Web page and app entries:
____

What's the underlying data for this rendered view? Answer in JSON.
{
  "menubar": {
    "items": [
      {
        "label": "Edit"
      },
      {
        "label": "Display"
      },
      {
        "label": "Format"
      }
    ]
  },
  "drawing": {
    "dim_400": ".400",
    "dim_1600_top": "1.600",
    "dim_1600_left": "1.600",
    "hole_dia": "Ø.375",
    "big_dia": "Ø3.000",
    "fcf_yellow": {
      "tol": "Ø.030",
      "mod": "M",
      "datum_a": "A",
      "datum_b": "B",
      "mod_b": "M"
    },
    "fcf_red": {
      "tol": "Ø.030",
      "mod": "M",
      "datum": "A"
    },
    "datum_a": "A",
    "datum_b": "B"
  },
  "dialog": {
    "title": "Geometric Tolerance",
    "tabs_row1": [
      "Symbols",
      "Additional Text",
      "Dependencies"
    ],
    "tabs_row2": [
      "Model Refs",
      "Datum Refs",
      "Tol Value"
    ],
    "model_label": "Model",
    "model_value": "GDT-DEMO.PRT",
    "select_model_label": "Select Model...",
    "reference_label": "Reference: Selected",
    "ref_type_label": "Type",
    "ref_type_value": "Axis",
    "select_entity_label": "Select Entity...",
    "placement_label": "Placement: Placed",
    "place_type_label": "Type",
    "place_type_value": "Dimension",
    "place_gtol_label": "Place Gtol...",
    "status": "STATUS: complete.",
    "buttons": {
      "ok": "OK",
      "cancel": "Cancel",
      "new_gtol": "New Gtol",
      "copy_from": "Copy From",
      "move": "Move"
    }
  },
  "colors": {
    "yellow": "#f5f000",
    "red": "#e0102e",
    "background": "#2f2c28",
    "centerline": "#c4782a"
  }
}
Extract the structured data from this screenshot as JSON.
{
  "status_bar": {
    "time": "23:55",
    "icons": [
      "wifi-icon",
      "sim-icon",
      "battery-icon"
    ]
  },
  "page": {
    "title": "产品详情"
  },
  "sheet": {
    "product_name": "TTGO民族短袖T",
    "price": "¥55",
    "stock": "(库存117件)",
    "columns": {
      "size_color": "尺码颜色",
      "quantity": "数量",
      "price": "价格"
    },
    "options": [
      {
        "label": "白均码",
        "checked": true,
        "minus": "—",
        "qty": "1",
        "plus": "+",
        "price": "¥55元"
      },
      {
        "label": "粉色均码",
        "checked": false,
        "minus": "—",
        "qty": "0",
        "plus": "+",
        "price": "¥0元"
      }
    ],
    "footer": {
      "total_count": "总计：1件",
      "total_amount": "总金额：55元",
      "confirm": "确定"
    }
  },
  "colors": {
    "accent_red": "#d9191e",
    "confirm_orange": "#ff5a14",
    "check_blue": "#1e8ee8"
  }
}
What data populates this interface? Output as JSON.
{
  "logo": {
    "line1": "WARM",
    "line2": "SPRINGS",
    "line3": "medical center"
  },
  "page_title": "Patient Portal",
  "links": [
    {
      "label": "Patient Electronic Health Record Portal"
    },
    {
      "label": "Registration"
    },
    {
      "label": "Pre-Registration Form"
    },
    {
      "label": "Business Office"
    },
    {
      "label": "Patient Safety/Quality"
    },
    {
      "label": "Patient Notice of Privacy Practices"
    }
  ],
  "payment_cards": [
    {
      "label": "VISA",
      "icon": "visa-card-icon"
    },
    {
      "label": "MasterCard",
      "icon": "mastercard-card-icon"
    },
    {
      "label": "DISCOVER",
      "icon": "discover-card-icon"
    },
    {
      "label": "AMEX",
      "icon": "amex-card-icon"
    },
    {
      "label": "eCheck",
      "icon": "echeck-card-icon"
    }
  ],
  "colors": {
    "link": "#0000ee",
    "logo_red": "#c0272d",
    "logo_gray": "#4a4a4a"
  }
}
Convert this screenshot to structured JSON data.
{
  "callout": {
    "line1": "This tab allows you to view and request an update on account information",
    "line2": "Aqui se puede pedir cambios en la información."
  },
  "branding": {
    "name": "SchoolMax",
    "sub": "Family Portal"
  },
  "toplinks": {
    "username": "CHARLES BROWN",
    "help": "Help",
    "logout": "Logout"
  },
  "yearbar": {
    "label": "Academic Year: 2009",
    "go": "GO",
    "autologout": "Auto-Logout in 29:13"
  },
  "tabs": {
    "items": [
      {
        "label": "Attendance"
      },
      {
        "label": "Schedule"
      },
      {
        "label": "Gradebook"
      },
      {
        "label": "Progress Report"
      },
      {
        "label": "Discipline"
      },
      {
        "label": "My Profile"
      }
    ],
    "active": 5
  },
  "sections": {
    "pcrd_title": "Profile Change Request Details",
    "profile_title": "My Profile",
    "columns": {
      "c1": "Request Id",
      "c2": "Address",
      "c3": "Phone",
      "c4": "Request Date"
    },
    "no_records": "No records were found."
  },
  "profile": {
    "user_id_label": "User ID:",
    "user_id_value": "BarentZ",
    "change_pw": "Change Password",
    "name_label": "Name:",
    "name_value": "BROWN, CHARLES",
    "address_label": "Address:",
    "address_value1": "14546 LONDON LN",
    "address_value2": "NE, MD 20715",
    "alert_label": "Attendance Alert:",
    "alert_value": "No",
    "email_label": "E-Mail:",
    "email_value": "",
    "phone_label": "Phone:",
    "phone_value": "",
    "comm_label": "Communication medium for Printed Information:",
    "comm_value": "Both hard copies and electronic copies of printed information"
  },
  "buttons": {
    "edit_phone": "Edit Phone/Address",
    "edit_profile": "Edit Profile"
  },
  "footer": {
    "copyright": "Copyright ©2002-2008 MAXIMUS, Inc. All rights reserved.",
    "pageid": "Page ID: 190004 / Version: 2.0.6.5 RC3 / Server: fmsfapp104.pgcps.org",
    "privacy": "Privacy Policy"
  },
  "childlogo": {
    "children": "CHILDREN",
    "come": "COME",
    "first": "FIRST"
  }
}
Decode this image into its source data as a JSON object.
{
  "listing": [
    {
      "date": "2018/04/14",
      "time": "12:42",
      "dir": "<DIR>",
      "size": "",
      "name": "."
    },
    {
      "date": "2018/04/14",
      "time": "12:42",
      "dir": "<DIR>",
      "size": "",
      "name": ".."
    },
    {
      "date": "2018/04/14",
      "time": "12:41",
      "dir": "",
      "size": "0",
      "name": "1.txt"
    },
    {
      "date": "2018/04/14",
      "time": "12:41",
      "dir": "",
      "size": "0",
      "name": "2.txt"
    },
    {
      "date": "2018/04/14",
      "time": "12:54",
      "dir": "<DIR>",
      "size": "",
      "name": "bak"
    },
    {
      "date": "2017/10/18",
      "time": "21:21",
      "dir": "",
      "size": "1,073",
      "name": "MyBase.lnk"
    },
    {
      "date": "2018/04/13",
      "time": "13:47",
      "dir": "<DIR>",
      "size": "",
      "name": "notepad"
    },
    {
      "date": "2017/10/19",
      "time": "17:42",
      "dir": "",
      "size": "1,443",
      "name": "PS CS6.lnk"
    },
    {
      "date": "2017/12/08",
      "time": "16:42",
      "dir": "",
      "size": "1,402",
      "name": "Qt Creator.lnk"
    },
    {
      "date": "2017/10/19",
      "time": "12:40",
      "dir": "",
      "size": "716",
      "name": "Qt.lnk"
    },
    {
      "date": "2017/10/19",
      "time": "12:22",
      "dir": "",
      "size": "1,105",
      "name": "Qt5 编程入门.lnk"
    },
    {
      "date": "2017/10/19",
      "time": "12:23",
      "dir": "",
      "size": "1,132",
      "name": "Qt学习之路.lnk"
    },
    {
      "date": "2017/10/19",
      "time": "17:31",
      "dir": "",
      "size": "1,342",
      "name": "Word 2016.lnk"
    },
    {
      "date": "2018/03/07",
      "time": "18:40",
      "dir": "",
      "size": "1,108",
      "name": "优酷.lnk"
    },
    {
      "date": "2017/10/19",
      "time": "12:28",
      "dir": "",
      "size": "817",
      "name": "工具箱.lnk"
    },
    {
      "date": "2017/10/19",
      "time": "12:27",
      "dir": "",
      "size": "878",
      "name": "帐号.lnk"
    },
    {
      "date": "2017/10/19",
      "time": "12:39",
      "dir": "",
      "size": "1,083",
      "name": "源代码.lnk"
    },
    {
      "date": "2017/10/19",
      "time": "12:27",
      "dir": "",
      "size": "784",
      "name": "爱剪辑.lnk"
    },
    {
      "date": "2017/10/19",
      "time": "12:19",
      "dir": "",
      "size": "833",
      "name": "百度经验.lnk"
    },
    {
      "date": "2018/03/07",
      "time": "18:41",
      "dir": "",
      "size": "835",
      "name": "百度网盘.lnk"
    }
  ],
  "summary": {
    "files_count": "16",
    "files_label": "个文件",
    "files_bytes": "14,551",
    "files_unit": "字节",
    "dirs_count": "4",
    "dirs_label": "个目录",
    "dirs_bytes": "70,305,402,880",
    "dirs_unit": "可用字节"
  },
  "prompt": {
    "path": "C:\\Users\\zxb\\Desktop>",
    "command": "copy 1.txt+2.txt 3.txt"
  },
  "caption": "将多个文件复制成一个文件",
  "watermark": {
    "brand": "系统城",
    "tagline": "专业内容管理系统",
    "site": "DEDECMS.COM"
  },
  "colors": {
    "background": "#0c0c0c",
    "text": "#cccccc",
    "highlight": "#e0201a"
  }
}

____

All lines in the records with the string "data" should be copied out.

RESPONSE:
What's the underlying data for this rendered view? Answer in JSON.
Extract the structured data from this screenshot as JSON.
What data populates this interface? Output as JSON.
Convert this screenshot to structured JSON data.
Decode this image into its source data as a JSON object.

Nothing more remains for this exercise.